== GOAL OF THE EXERCISE ==
Give the listing again exactly, omitting its images.

== SOURCE MATERIAL ==

━━━━━━━━

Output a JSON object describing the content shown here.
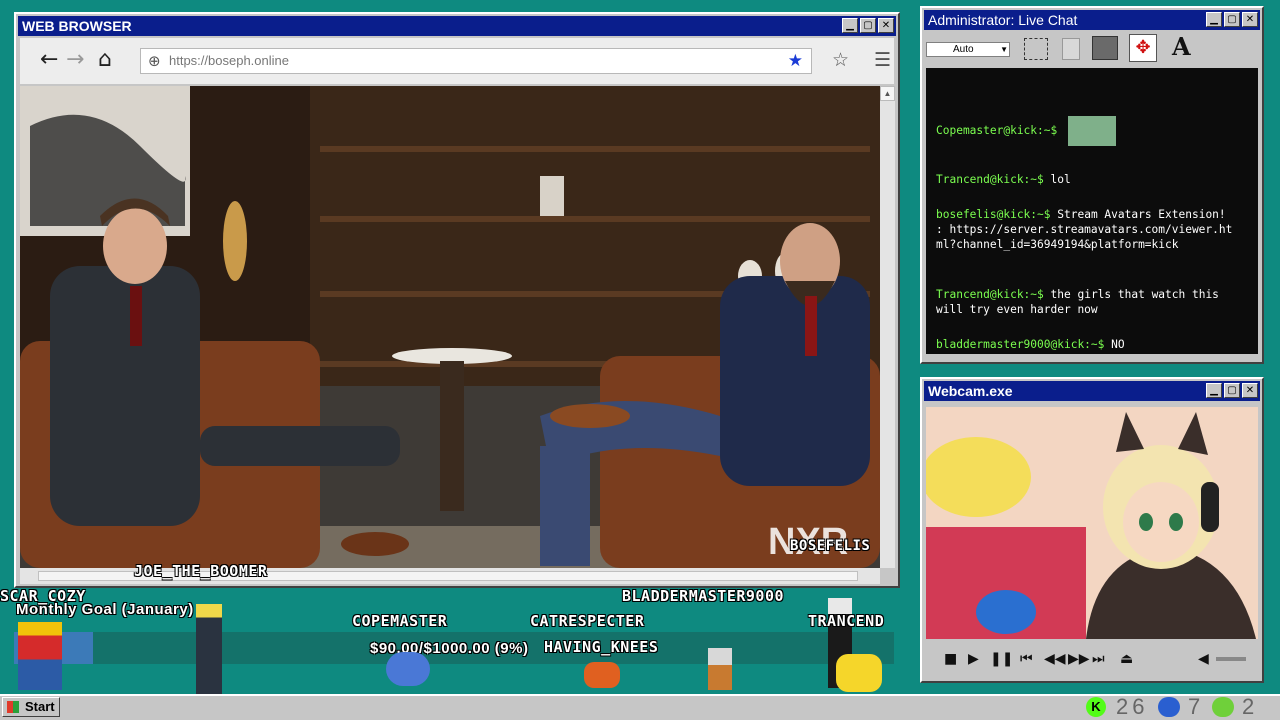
{
  "browser": {
    "title": "WEB BROWSER",
    "url": "https://boseph.online",
    "video_watermark": "BOSEFELIS",
    "nav_icons": [
      "back-arrow-icon",
      "forward-arrow-icon",
      "home-icon",
      "globe-icon",
      "star-filled-icon",
      "star-outline-icon",
      "hamburger-menu-icon"
    ]
  },
  "chat": {
    "title": "Administrator: Live Chat",
    "font_select": "Auto",
    "font_tool": "A",
    "messages": [
      {
        "user": "Copemaster@kick:~$",
        "text": ""
      },
      {
        "user": "Trancend@kick:~$",
        "text": "lol"
      },
      {
        "user": "bosefelis@kick:~$",
        "text": "Stream Avatars Extension! : https://server.streamavatars.com/viewer.html?channel_id=36949194&platform=kick"
      },
      {
        "user": "Trancend@kick:~$",
        "text": "the girls that watch this will try even harder now"
      },
      {
        "user": "bladdermaster9000@kick:~$",
        "text": "NO"
      }
    ]
  },
  "webcam": {
    "title": "Webcam.exe"
  },
  "goal": {
    "title": "Monthly Goal (January)",
    "amount": "$90.00/$1000.00 (9%)",
    "progress": 0.09
  },
  "avatars": {
    "joe": "JOE_THE_BOOMER",
    "scar": "SCAR_COZY",
    "copemaster": "COPEMASTER",
    "catrespecter": "CATRESPECTER",
    "bladdermaster": "BLADDERMASTER9000",
    "having": "HAVING_KNEES",
    "trancend": "TRANCEND"
  },
  "taskbar": {
    "start": "Start",
    "count1": "26",
    "count2": "7",
    "count3": "2"
  },
  "colors": {
    "desktop": "#0e8a80",
    "titlebar": "#0a1e8c",
    "chat_username": "#7cff50",
    "star": "#1a3bd6"
  }
}
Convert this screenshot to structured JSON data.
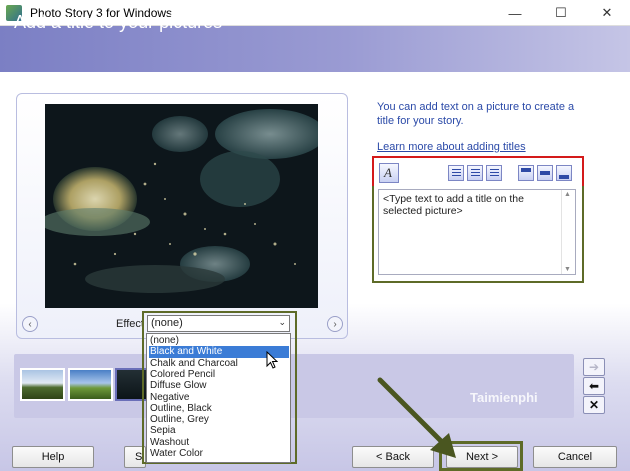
{
  "window": {
    "title": "Photo Story 3 for Windows",
    "controls": {
      "minimize": "—",
      "maximize": "☐",
      "close": "✕"
    }
  },
  "header": {
    "title": "Add a title to your pictures"
  },
  "instructions": {
    "text": "You can add text on a picture to create a title for your story.",
    "link": "Learn more about adding titles"
  },
  "text_editor": {
    "placeholder": "<Type text to add a title on the selected picture>",
    "tools": [
      "font-icon",
      "align-left-icon",
      "align-center-icon",
      "align-right-icon",
      "position-top-icon",
      "position-middle-icon",
      "position-bottom-icon"
    ]
  },
  "effect": {
    "label": "Effect",
    "selected": "(none)",
    "highlighted": "Black and White",
    "options": [
      "(none)",
      "Black and White",
      "Chalk and Charcoal",
      "Colored Pencil",
      "Diffuse Glow",
      "Negative",
      "Outline, Black",
      "Outline, Grey",
      "Sepia",
      "Washout",
      "Water Color"
    ]
  },
  "filmstrip": {
    "side_buttons": {
      "move_right": "➔",
      "move_left": "⬅",
      "remove": "✕"
    }
  },
  "watermark": "Taimienphi",
  "buttons": {
    "help": "Help",
    "save": "S",
    "back": "< Back",
    "next": "Next >",
    "cancel": "Cancel"
  },
  "colors": {
    "header": "#8a8dcb",
    "red_highlight": "#d41a1a",
    "olive_highlight": "#5e6b28",
    "link": "#2b4aa8",
    "selection": "#3b7cd6"
  }
}
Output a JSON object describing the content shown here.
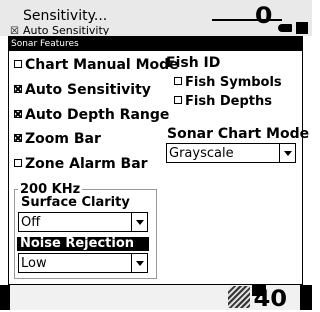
{
  "background": {
    "menu_first": "Sensitivity...",
    "menu_second": "Auto Sensitivity",
    "depth_top": "0",
    "depth_bottom": "40"
  },
  "dialog": {
    "title": "Sonar Features",
    "checkboxes": [
      {
        "label": "Chart Manual Mode",
        "checked": false
      },
      {
        "label": "Auto Sensitivity",
        "checked": true
      },
      {
        "label": "Auto Depth Range",
        "checked": true
      },
      {
        "label": "Zoom Bar",
        "checked": true
      },
      {
        "label": "Zone Alarm Bar",
        "checked": false
      }
    ],
    "fish_id": {
      "heading": "Fish ID",
      "options": [
        {
          "label": "Fish Symbols",
          "checked": false
        },
        {
          "label": "Fish Depths",
          "checked": false
        }
      ]
    },
    "sonar_chart_mode": {
      "label": "Sonar Chart Mode",
      "value": "Grayscale"
    },
    "group_200khz": {
      "label": "200 KHz",
      "surface_clarity": {
        "label": "Surface Clarity",
        "value": "Off"
      },
      "noise_rejection": {
        "label": "Noise Rejection",
        "value": "Low"
      }
    }
  }
}
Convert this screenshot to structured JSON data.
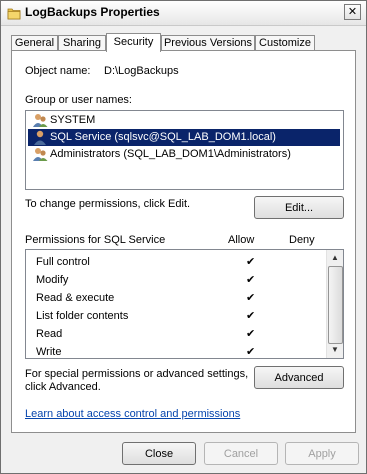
{
  "window": {
    "title": "LogBackups Properties",
    "close_glyph": "✕"
  },
  "tabs": [
    {
      "label": "General"
    },
    {
      "label": "Sharing"
    },
    {
      "label": "Security",
      "active": true
    },
    {
      "label": "Previous Versions"
    },
    {
      "label": "Customize"
    }
  ],
  "security": {
    "object_name_label": "Object name:",
    "object_name_value": "D:\\LogBackups",
    "group_label": "Group or user names:",
    "users": [
      {
        "label": "SYSTEM",
        "icon": "users-group-icon"
      },
      {
        "label": "SQL Service (sqlsvc@SQL_LAB_DOM1.local)",
        "icon": "user-icon",
        "selected": true
      },
      {
        "label": "Administrators (SQL_LAB_DOM1\\Administrators)",
        "icon": "users-group-icon"
      }
    ],
    "change_text": "To change permissions, click Edit.",
    "edit_button": "Edit...",
    "permissions_label": "Permissions for SQL Service",
    "allow_header": "Allow",
    "deny_header": "Deny",
    "permissions": [
      {
        "name": "Full control",
        "allow": true,
        "deny": false
      },
      {
        "name": "Modify",
        "allow": true,
        "deny": false
      },
      {
        "name": "Read & execute",
        "allow": true,
        "deny": false
      },
      {
        "name": "List folder contents",
        "allow": true,
        "deny": false
      },
      {
        "name": "Read",
        "allow": true,
        "deny": false
      },
      {
        "name": "Write",
        "allow": true,
        "deny": false
      }
    ],
    "special_text_line1": "For special permissions or advanced settings,",
    "special_text_line2": "click Advanced.",
    "advanced_button": "Advanced",
    "learn_link": "Learn about access control and permissions"
  },
  "footer": {
    "close_button": "Close",
    "cancel_button": "Cancel",
    "apply_button": "Apply"
  },
  "colors": {
    "selection": "#0a246a",
    "link": "#0645ad"
  }
}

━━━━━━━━

== ANSWER FOR THIS EXERCISE ==
Output a JSON object describing the content shown here.
{
  "browser": {
    "title": "WEB BROWSER",
    "url": "https://boseph.online",
    "video_watermark": "BOSEFELIS",
    "nav_icons": [
      "back-arrow-icon",
      "forward-arrow-icon",
      "home-icon",
      "globe-icon",
      "star-filled-icon",
      "star-outline-icon",
      "hamburger-menu-icon"
    ]
  },
  "chat": {
    "title": "Administrator: Live Chat",
    "font_select": "Auto",
    "font_tool": "A",
    "messages": [
      {
        "user": "Copemaster@kick:~$",
        "text": ""
      },
      {
        "user": "Trancend@kick:~$",
        "text": "lol"
      },
      {
        "user": "bosefelis@kick:~$",
        "text": "Stream Avatars Extension! : https://server.streamavatars.com/viewer.html?channel_id=36949194&platform=kick"
      },
      {
        "user": "Trancend@kick:~$",
        "text": "the girls that watch this will try even harder now"
      },
      {
        "user": "bladdermaster9000@kick:~$",
        "text": "NO"
      }
    ]
  },
  "webcam": {
    "title": "Webcam.exe"
  },
  "goal": {
    "title": "Monthly Goal (January)",
    "amount": "$90.00/$1000.00 (9%)",
    "progress": 0.09
  },
  "avatars": {
    "joe": "JOE_THE_BOOMER",
    "scar": "SCAR_COZY",
    "copemaster": "COPEMASTER",
    "catrespecter": "CATRESPECTER",
    "bladdermaster": "BLADDERMASTER9000",
    "having": "HAVING_KNEES",
    "trancend": "TRANCEND"
  },
  "taskbar": {
    "start": "Start",
    "count1": "26",
    "count2": "7",
    "count3": "2"
  },
  "colors": {
    "desktop": "#0e8a80",
    "titlebar": "#0a1e8c",
    "chat_username": "#7cff50",
    "star": "#1a3bd6"
  }
}
Convert this screenshot to structured JSON data.
{
  "window": {
    "title": "Photo Story 3 for Windows",
    "controls": {
      "minimize": "—",
      "maximize": "☐",
      "close": "✕"
    }
  },
  "header": {
    "title": "Add a title to your pictures"
  },
  "instructions": {
    "text": "You can add text on a picture to create a title for your story.",
    "link": "Learn more about adding titles"
  },
  "text_editor": {
    "placeholder": "<Type text to add a title on the selected picture>",
    "tools": [
      "font-icon",
      "align-left-icon",
      "align-center-icon",
      "align-right-icon",
      "position-top-icon",
      "position-middle-icon",
      "position-bottom-icon"
    ]
  },
  "effect": {
    "label": "Effect",
    "selected": "(none)",
    "highlighted": "Black and White",
    "options": [
      "(none)",
      "Black and White",
      "Chalk and Charcoal",
      "Colored Pencil",
      "Diffuse Glow",
      "Negative",
      "Outline, Black",
      "Outline, Grey",
      "Sepia",
      "Washout",
      "Water Color"
    ]
  },
  "filmstrip": {
    "side_buttons": {
      "move_right": "➔",
      "move_left": "⬅",
      "remove": "✕"
    }
  },
  "watermark": "Taimienphi",
  "buttons": {
    "help": "Help",
    "save": "S",
    "back": "< Back",
    "next": "Next >",
    "cancel": "Cancel"
  },
  "colors": {
    "header": "#8a8dcb",
    "red_highlight": "#d41a1a",
    "olive_highlight": "#5e6b28",
    "link": "#2b4aa8",
    "selection": "#3b7cd6"
  }
}
Output a JSON object describing the content shown here.
{
  "background": {
    "menu_first": "Sensitivity...",
    "menu_second": "Auto Sensitivity",
    "depth_top": "0",
    "depth_bottom": "40"
  },
  "dialog": {
    "title": "Sonar Features",
    "checkboxes": [
      {
        "label": "Chart Manual Mode",
        "checked": false
      },
      {
        "label": "Auto Sensitivity",
        "checked": true
      },
      {
        "label": "Auto Depth Range",
        "checked": true
      },
      {
        "label": "Zoom Bar",
        "checked": true
      },
      {
        "label": "Zone Alarm Bar",
        "checked": false
      }
    ],
    "fish_id": {
      "heading": "Fish ID",
      "options": [
        {
          "label": "Fish Symbols",
          "checked": false
        },
        {
          "label": "Fish Depths",
          "checked": false
        }
      ]
    },
    "sonar_chart_mode": {
      "label": "Sonar Chart Mode",
      "value": "Grayscale"
    },
    "group_200khz": {
      "label": "200 KHz",
      "surface_clarity": {
        "label": "Surface Clarity",
        "value": "Off"
      },
      "noise_rejection": {
        "label": "Noise Rejection",
        "value": "Low"
      }
    }
  }
}
Convert this screenshot to structured JSON data.
{
  "window": {
    "title": "LogBackups Properties",
    "close_glyph": "✕"
  },
  "tabs": [
    {
      "label": "General"
    },
    {
      "label": "Sharing"
    },
    {
      "label": "Security",
      "active": true
    },
    {
      "label": "Previous Versions"
    },
    {
      "label": "Customize"
    }
  ],
  "security": {
    "object_name_label": "Object name:",
    "object_name_value": "D:\\LogBackups",
    "group_label": "Group or user names:",
    "users": [
      {
        "label": "SYSTEM",
        "icon": "users-group-icon"
      },
      {
        "label": "SQL Service (sqlsvc@SQL_LAB_DOM1.local)",
        "icon": "user-icon",
        "selected": true
      },
      {
        "label": "Administrators (SQL_LAB_DOM1\\Administrators)",
        "icon": "users-group-icon"
      }
    ],
    "change_text": "To change permissions, click Edit.",
    "edit_button": "Edit...",
    "permissions_label": "Permissions for SQL Service",
    "allow_header": "Allow",
    "deny_header": "Deny",
    "permissions": [
      {
        "name": "Full control",
        "allow": true,
        "deny": false
      },
      {
        "name": "Modify",
        "allow": true,
        "deny": false
      },
      {
        "name": "Read & execute",
        "allow": true,
        "deny": false
      },
      {
        "name": "List folder contents",
        "allow": true,
        "deny": false
      },
      {
        "name": "Read",
        "allow": true,
        "deny": false
      },
      {
        "name": "Write",
        "allow": true,
        "deny": false
      }
    ],
    "special_text_line1": "For special permissions or advanced settings,",
    "special_text_line2": "click Advanced.",
    "advanced_button": "Advanced",
    "learn_link": "Learn about access control and permissions"
  },
  "footer": {
    "close_button": "Close",
    "cancel_button": "Cancel",
    "apply_button": "Apply"
  },
  "colors": {
    "selection": "#0a246a",
    "link": "#0645ad"
  }
}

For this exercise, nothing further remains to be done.